Melvin found that bizarre, since the Securities and Exchange Commission had shut down Life's Good Inc. on June 29, alleging in a civil suit that the Philadelphia company was running a Ponzi scheme that had raised $16 million from investors since 2006.
"I wanted to give them a call and find out how the hell did that work," said Melvin, referring to the Colorado company, Entrust New Direction, that was administering his individual retirement account, which contained the Life's Good investment.
Ponzi schemers often find new victims through word of mouth and deal directly with unwitting investors. But Robert Stinson Jr., of Berwyn, CEO of Life's Good, reached people like Melvin and Carol Smith, of San Diego, through what seem to be reputable financial advisors.
It baffles Melvin and Smith how their money could end up in the hands of Stinson, who had been convicted several times for financial fraud and larceny and did not register the Life's Good funds.
Stinson pursued people with self-directed individual retirement accounts, an IRA that allows investors to spread their money beyond stocks and bonds to real estate, private equity, mortgages and other private investments. One of the things he did to attract clients was participate in a 2007 webinar sponsored by Pensco Trust Co., a major administrator of self-directed IRAs.
Stinson has not responded to repeated requests for comment.
"We are not in a position to make any comment at this time," Marge Chapman, Pensco's chief compliance officer, said, citing the SEC investigation of Life's Good.
Self-directed IRAs are not necessarily prone to fraud, said Jacqui Basso, a certified public accountant and financial advisor in Downingtown.
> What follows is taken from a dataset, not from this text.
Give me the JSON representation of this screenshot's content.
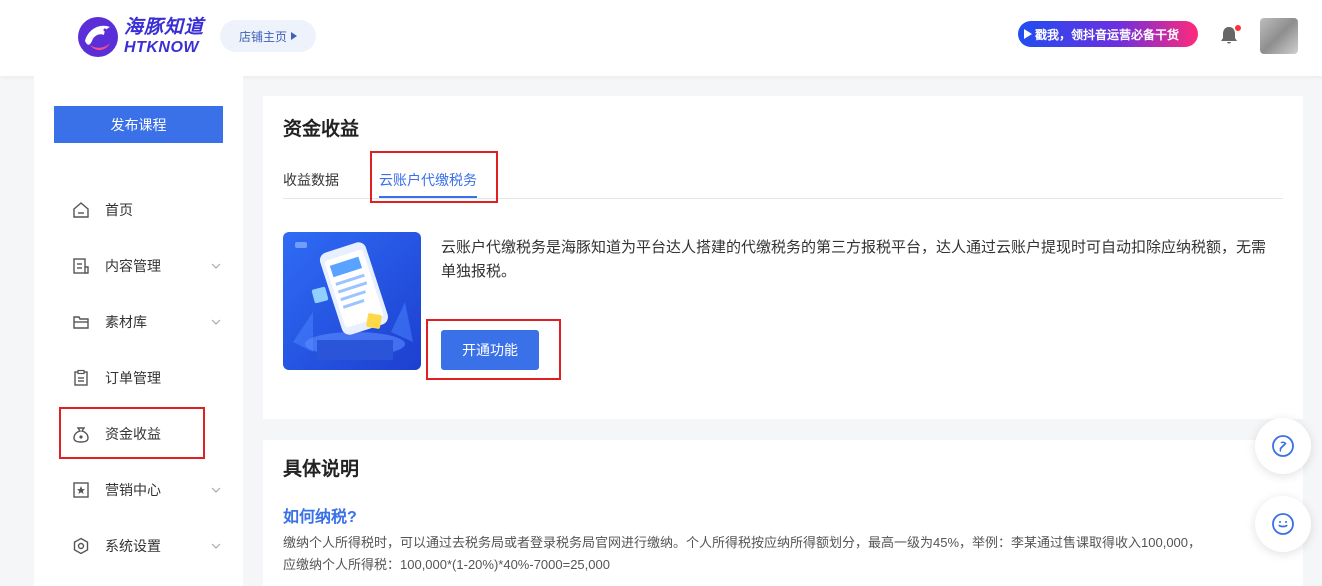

But they allow investors to "start going out into private equity, real estate partnerships. That's where the potential is for fraud," said Basso, who chairs the personal financial planning committee of the Pennsylvania Institute for Certified Public Accountants.
Melvin's path to Stinson started last year with a Colorado debt-settlement firm, Real Talk Network, that was recently shut down by the Colorado attorney general.
The coaching sessions he bought for $3,000 did not help with his debt, but they did persuade him to turn over $20,000 in a retirement account to a broker at Brentwood Equity Advisors, who advised him to put the money in the Life's Good High Yield fund. It promised a 10 percent annual interest rate.
Melvin said he was enticed by Life's Good because the fund was presented as a "hard-money lender," which means it makes high-interest, short-term real-estate loans while a property is being fixed up for sale. From his own experience in real-estate investing, Melvin said, "I knew how strict [hard-money lenders] could be about who they lend their money to."
In addition, the broker, Brad Peterson, told him the fund had received a five-star rating from "Morningstar." Morningstar Inc., a Chicago fund-rater, has no record of Life's Good funds, a spokeswoman said.
Peterson no longer works at Brentwood, of Denver, said company principal John Staiano. Asked how many clients Brentwood has in Life's Good, Staiano said: "I'm not going to discuss that. That's something that is private." Peterson could not be located.
Bill Humphrey, a principal at Entrust New Direction in Louisville, Colo., the administrator for Melvin's IRA, estimated that his company had 10 clients with Life's Good investments who were referred by a Brentwood broker.
In California, Carol Smith's $50,000 investment in the Life's Good STABL Mortgage fund was made through an advisor at Total Wealth Management, a registered investment advisor in San Diego.
Total Wealth told Smith in a letter that the Life's Good fund was "on the safer side" and had a "good track record," and he pointed to a five-star rating from Morningstar.
Total Wealth Management's owner, Jacob Cooper, was on vacation last week and did not respond to an e-mailed request for comment.
Smith still can't get her head around what happened: "How did someone who has a criminal record set up a fund?"